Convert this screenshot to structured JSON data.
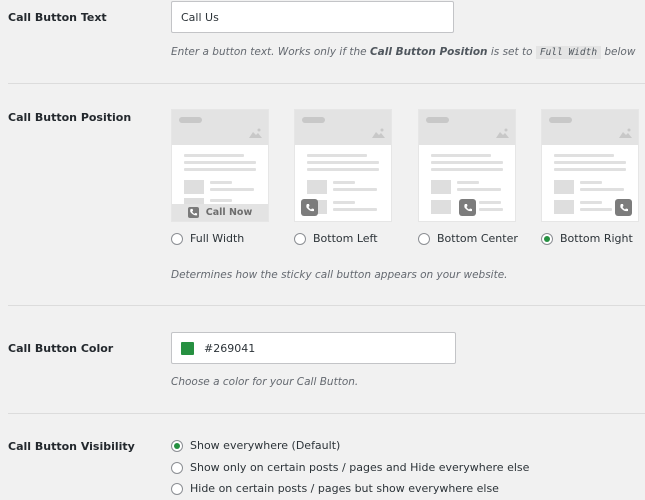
{
  "call_text": {
    "label": "Call Button Text",
    "value": "Call Us",
    "desc_prefix": "Enter a button text. Works only if the ",
    "desc_bold": "Call Button Position",
    "desc_mid": " is set to ",
    "desc_code": "Full Width",
    "desc_suffix": " below"
  },
  "position": {
    "label": "Call Button Position",
    "full_width_bar_label": "Call Now",
    "options": [
      "Full Width",
      "Bottom Left",
      "Bottom Center",
      "Bottom Right"
    ],
    "selected": "Bottom Right",
    "desc": "Determines how the sticky call button appears on your website."
  },
  "color": {
    "label": "Call Button Color",
    "value": "#269041",
    "swatch": "#269041",
    "desc": "Choose a color for your Call Button."
  },
  "visibility": {
    "label": "Call Button Visibility",
    "options": [
      "Show everywhere (Default)",
      "Show only on certain posts / pages and Hide everywhere else",
      "Hide on certain posts / pages but show everywhere else"
    ],
    "selected": "Show everywhere (Default)"
  },
  "icons": {
    "card_mountain": "image-icon",
    "phone": "phone-icon"
  },
  "colors": {
    "accent": "#269041"
  }
}
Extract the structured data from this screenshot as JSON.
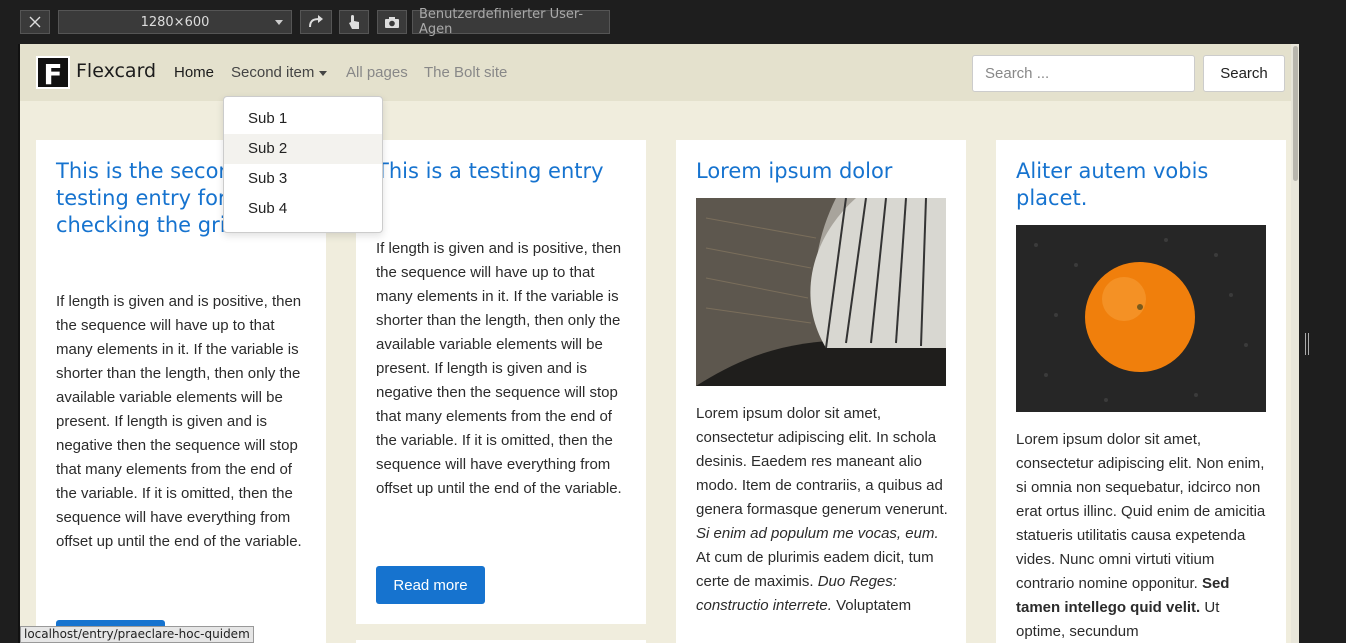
{
  "devtools": {
    "close_icon": "close-icon",
    "viewport_size": "1280×600",
    "rotate_icon": "rotate-icon",
    "touch_icon": "touch-icon",
    "screenshot_icon": "camera-icon",
    "user_agent_placeholder": "Benutzerdefinierter User-Agen"
  },
  "navbar": {
    "logo_letter": "F",
    "brand": "Flexcard",
    "links": {
      "home": "Home",
      "second_item": "Second item",
      "all_pages": "All pages",
      "bolt_site": "The Bolt site"
    },
    "search_placeholder": "Search ...",
    "search_button": "Search"
  },
  "dropdown": {
    "items": [
      "Sub 1",
      "Sub 2",
      "Sub 3",
      "Sub 4"
    ],
    "active_index": 1
  },
  "cards": [
    {
      "title": "This is the second testing entry for checking the grid",
      "text": "If length is given and is positive, then the sequence will have up to that many elements in it. If the variable is shorter than the length, then only the available variable elements will be present. If length is given and is negative then the sequence will stop that many elements from the end of the variable. If it is omitted, then the sequence will have everything from offset up until the end of the variable."
    },
    {
      "title": "This is a testing entry",
      "text": "If length is given and is positive, then the sequence will have up to that many elements in it. If the variable is shorter than the length, then only the available variable elements will be present. If length is given and is negative then the sequence will stop that many elements from the end of the variable. If it is omitted, then the sequence will have everything from offset up until the end of the variable.",
      "button": "Read more"
    },
    {
      "title": "Lorem ipsum dolor",
      "text_a": "Lorem ipsum dolor sit amet, consectetur adipiscing elit. In schola desinis. Eaedem res maneant alio modo. Item de contrariis, a quibus ad genera formasque generum venerunt.",
      "text_b": "Si enim ad populum me vocas, eum.",
      "text_c": "At cum de plurimis eadem dicit, tum certe de maximis.",
      "text_d": "Duo Reges: constructio interrete.",
      "text_e": "Voluptatem"
    },
    {
      "title": "Aliter autem vobis placet.",
      "text_a": "Lorem ipsum dolor sit amet, consectetur adipiscing elit. Non enim, si omnia non sequebatur, idcirco non erat ortus illinc. Quid enim de amicitia statueris utilitatis causa expetenda vides. Nunc omni virtuti vitium contrario nomine opponitur.",
      "text_b": "Sed tamen intellego quid velit.",
      "text_c": "Ut optime, secundum"
    }
  ],
  "status_url": "localhost/entry/praeclare-hoc-quidem"
}
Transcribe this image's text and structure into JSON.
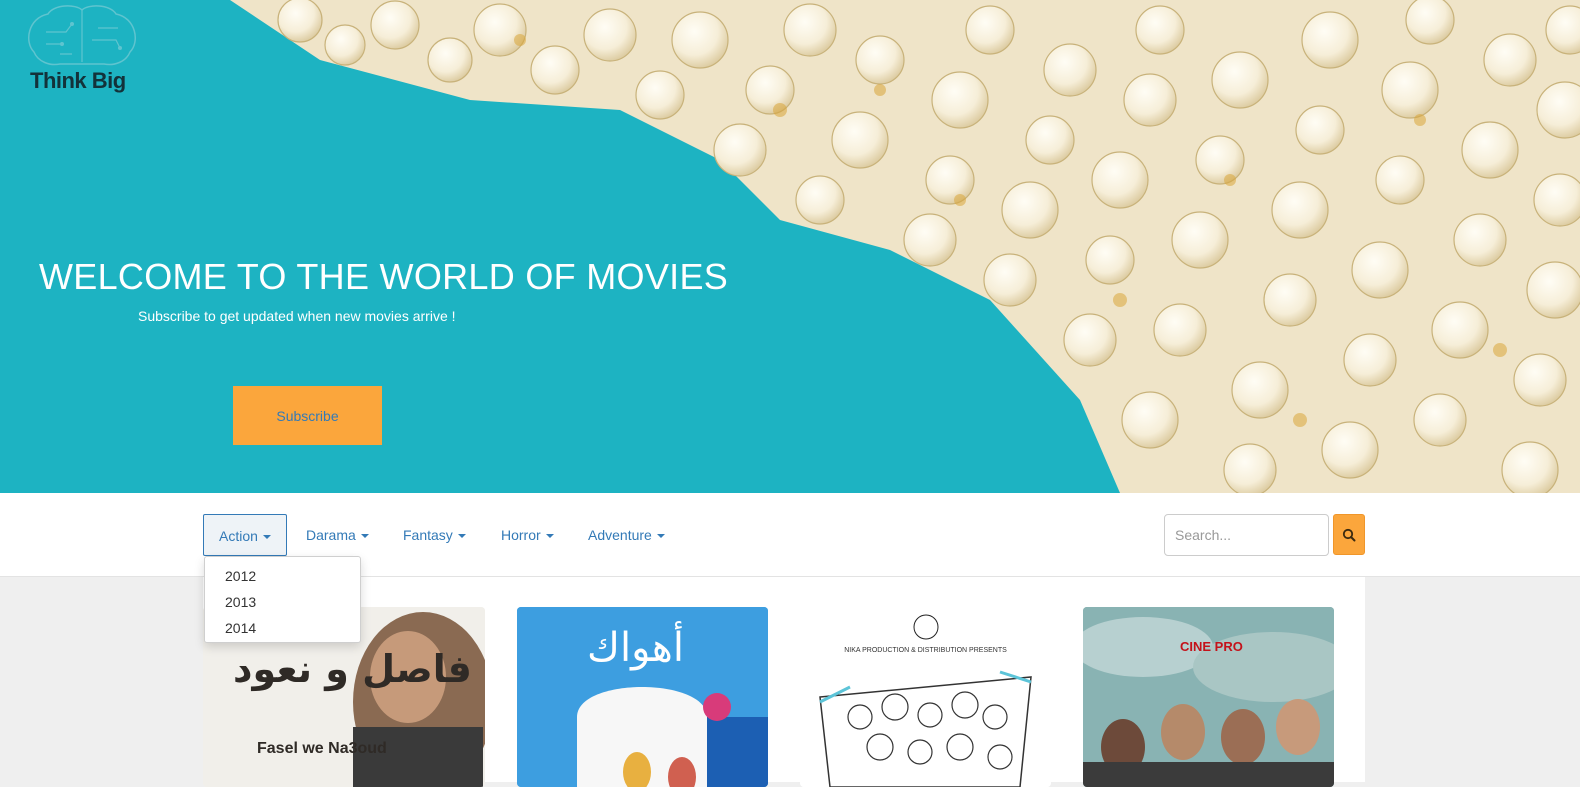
{
  "brand": {
    "name": "Think Big"
  },
  "hero": {
    "title": "WELCOME TO THE WORLD OF MOVIES",
    "subtitle": "Subscribe to get updated when new movies arrive !",
    "subscribe_label": "Subscribe"
  },
  "nav": {
    "items": [
      {
        "label": "Action"
      },
      {
        "label": "Darama"
      },
      {
        "label": "Fantasy"
      },
      {
        "label": "Horror"
      },
      {
        "label": "Adventure"
      }
    ],
    "dropdown": [
      "2012",
      "2013",
      "2014"
    ]
  },
  "search": {
    "placeholder": "Search...",
    "icon": "search-icon"
  },
  "posters": [
    {
      "title_ar": "فاصل و نعود",
      "title_en": "Fasel we Na3oud"
    },
    {
      "title_ar": "أهواك"
    },
    {
      "header": "NIKA PRODUCTION & DISTRIBUTION PRESENTS"
    },
    {
      "brand": "CINE PRO"
    }
  ],
  "colors": {
    "hero_bg": "#1db3c2",
    "accent": "#fba63c",
    "link": "#337ab7"
  }
}
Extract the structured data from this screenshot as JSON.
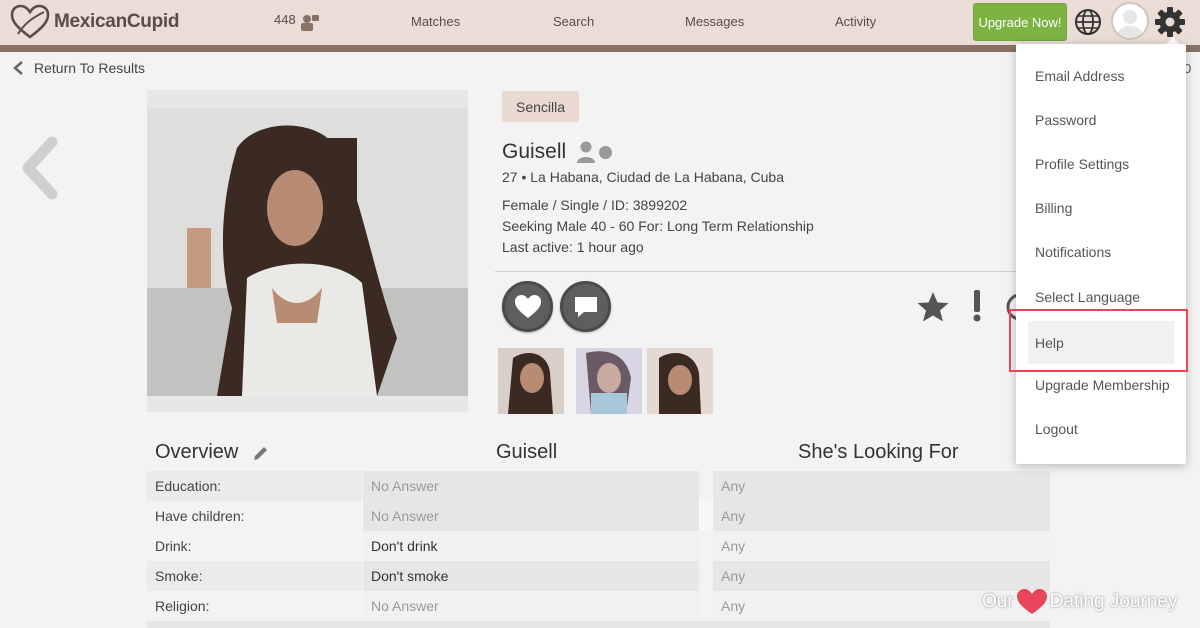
{
  "header": {
    "logo_text": "MexicanCupid",
    "online_count": "448",
    "nav": [
      "Matches",
      "Search",
      "Messages",
      "Activity"
    ],
    "upgrade_label": "Upgrade Now!"
  },
  "back_label": "Return To Results",
  "right_digit": "0",
  "profile": {
    "tag": "Sencilla",
    "name": "Guisell",
    "location": "27 • La Habana, Ciudad de La Habana, Cuba",
    "details": "Female / Single / ID: 3899202",
    "seeking": "Seeking Male 40 - 60 For: Long Term Relationship",
    "last_active": "Last active: 1 hour ago"
  },
  "sections": {
    "overview": "Overview",
    "her": "Guisell",
    "looking": "She's Looking For"
  },
  "table": [
    {
      "label": "Education:",
      "value": "No Answer",
      "looking": "Any"
    },
    {
      "label": "Have children:",
      "value": "No Answer",
      "looking": "Any"
    },
    {
      "label": "Drink:",
      "value": "Don't drink",
      "looking": "Any"
    },
    {
      "label": "Smoke:",
      "value": "Don't smoke",
      "looking": "Any"
    },
    {
      "label": "Religion:",
      "value": "No Answer",
      "looking": "Any"
    }
  ],
  "menu": {
    "items": [
      "Email Address",
      "Password",
      "Profile Settings",
      "Billing",
      "Notifications",
      "Select Language",
      "Help",
      "Upgrade Membership",
      "Logout"
    ],
    "highlighted": "Help"
  },
  "watermark": {
    "left": "Our",
    "right": "Dating Journey"
  },
  "colors": {
    "accent_green": "#7cb342",
    "header_bg": "#e9ddd5",
    "highlight_border": "#e9465d"
  }
}
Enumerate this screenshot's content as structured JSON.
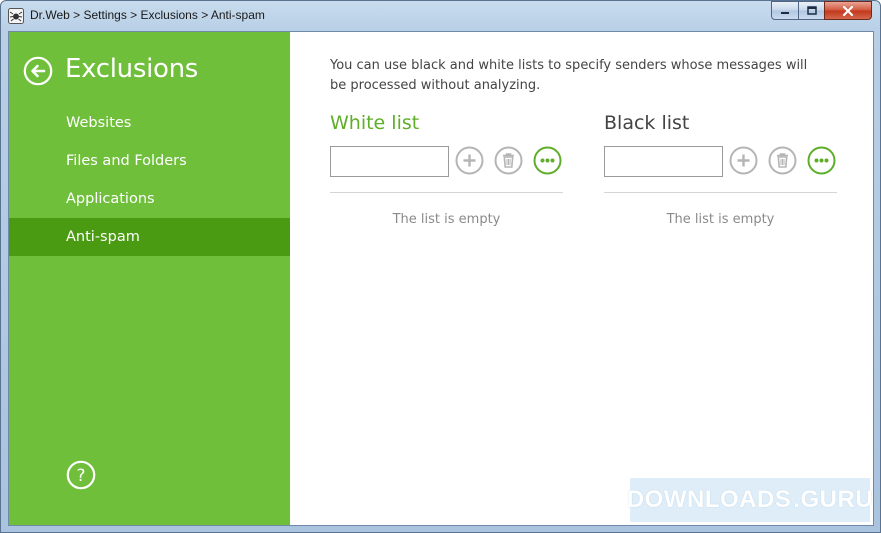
{
  "window": {
    "title": "Dr.Web > Settings > Exclusions > Anti-spam",
    "controls": {
      "minimize": "minimize",
      "maximize": "maximize",
      "close": "close"
    }
  },
  "sidebar": {
    "title": "Exclusions",
    "items": [
      {
        "label": "Websites",
        "active": false
      },
      {
        "label": "Files and Folders",
        "active": false
      },
      {
        "label": "Applications",
        "active": false
      },
      {
        "label": "Anti-spam",
        "active": true
      }
    ]
  },
  "main": {
    "description": "You can use black and white lists to specify senders whose messages will be processed without analyzing.",
    "white_list": {
      "title": "White list",
      "input_value": "",
      "empty_text": "The list is empty"
    },
    "black_list": {
      "title": "Black list",
      "input_value": "",
      "empty_text": "The list is empty"
    }
  },
  "watermark": {
    "text_left": "DOWNLOADS",
    "text_right": ".GURU"
  },
  "colors": {
    "sidebar_green": "#6fbf3b",
    "active_item_green": "#4a9a12",
    "accent_green": "#5fae2a",
    "button_gray": "#b5b5b5"
  },
  "icons": {
    "back": "arrow-left-circle-icon",
    "help": "question-circle-icon",
    "add": "plus-circle-icon",
    "delete": "trash-icon",
    "more": "ellipsis-circle-icon"
  }
}
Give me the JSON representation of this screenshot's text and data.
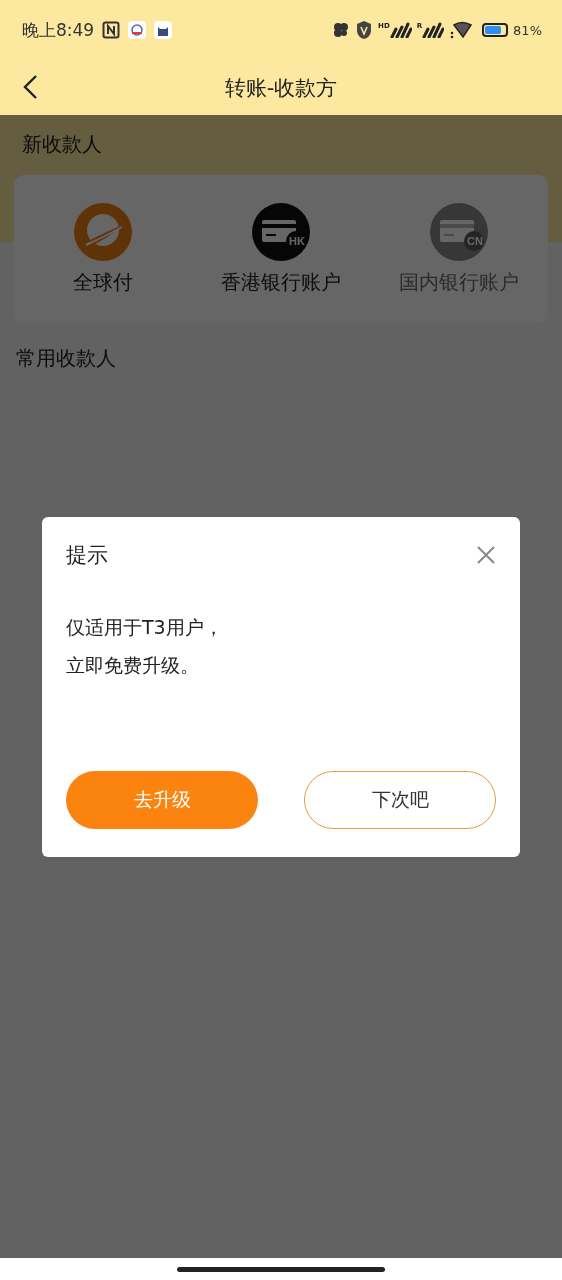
{
  "status_bar": {
    "time": "晚上8:49",
    "signals": [
      {
        "label": "HD"
      },
      {
        "label": "R"
      }
    ],
    "battery": {
      "reading": "81%"
    }
  },
  "header": {
    "title": "转账-收款方"
  },
  "new_payee": {
    "title": "新收款人",
    "options": [
      {
        "kind": "global",
        "label": "全球付",
        "disabled": false
      },
      {
        "kind": "hk",
        "label": "香港银行账户",
        "badge": "HK",
        "disabled": false
      },
      {
        "kind": "cn",
        "label": "国内银行账户",
        "badge": "CN",
        "disabled": true
      }
    ]
  },
  "frequent_payees": {
    "title": "常用收款人"
  },
  "dialog": {
    "title": "提示",
    "lines": [
      "仅适用于T3用户，",
      "立即免费升级。"
    ],
    "buttons": [
      {
        "label": "去升级",
        "kind": "primary"
      },
      {
        "label": "下次吧",
        "kind": "secondary"
      }
    ]
  }
}
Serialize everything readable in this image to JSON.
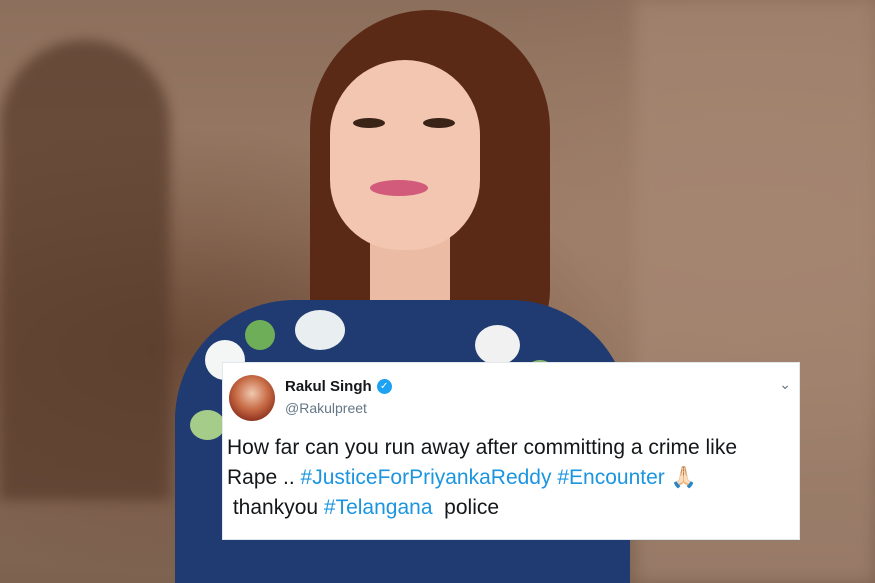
{
  "tweet": {
    "name": "Rakul Singh",
    "handle": "@Rakulpreet",
    "line1": "How far can you run away after committing a crime like",
    "line2_prefix": "Rape .. ",
    "tag1": "#JusticeForPriyankaReddy",
    "tag2": "#Encounter",
    "emoji": "🙏🏻",
    "line3_prefix": " thankyou ",
    "tag3": "#Telangana",
    "line3_suffix": "  police",
    "verified_icon": "✓",
    "chevron_icon": "⌄"
  },
  "colors": {
    "link": "#1b95e0",
    "verified": "#1da1f2"
  }
}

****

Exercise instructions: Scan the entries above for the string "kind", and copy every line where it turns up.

Reply:
        "kind": "global",
        "kind": "hk",
        "kind": "cn",
        "kind": "primary"
        "kind": "secondary"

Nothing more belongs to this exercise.